── MATERIAL PROVIDED ──

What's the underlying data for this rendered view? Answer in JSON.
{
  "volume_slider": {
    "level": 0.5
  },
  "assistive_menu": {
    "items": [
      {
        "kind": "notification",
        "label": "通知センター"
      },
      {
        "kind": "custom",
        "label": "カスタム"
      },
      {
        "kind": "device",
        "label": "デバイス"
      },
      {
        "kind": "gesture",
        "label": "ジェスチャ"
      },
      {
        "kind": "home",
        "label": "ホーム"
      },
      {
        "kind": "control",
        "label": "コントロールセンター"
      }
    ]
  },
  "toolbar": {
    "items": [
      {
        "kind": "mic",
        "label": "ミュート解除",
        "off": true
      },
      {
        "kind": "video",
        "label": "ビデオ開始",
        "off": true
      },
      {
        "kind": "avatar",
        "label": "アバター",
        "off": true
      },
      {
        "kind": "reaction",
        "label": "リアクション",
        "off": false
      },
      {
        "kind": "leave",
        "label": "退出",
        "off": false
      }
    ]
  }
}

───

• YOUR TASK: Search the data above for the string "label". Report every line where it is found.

• ANSWER BOX:
        "label": "通知センター"
        "label": "カスタム"
        "label": "デバイス"
        "label": "ジェスチャ"
        "label": "ホーム"
        "label": "コントロールセンター"
        "label": "ミュート解除",
        "label": "ビデオ開始",
        "label": "アバター",
        "label": "リアクション",
        "label": "退出",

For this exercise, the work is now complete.